**WHAT YOU SHOULD DO**: Looking at the entries below, state how many lines contain the word "вопросы". Give the number alone.
● ● ● ● ● ● ●
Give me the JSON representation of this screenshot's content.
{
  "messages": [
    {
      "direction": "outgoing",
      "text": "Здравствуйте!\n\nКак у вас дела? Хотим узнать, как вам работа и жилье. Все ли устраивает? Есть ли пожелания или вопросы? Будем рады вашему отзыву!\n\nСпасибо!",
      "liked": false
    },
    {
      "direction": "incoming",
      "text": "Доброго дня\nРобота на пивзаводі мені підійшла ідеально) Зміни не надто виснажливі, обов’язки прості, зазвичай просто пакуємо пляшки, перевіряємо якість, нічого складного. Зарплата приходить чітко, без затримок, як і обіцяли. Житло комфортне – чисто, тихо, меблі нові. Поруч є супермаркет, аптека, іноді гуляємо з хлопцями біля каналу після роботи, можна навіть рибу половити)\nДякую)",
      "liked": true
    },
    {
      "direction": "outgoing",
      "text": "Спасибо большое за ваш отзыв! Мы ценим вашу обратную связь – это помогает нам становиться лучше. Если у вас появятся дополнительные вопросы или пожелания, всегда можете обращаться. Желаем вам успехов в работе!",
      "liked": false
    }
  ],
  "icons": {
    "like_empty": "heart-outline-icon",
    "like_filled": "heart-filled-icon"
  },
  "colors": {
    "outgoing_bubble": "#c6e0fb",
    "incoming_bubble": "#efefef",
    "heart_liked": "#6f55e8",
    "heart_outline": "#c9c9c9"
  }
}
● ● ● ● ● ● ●
**WRITTEN ANSWER**: 2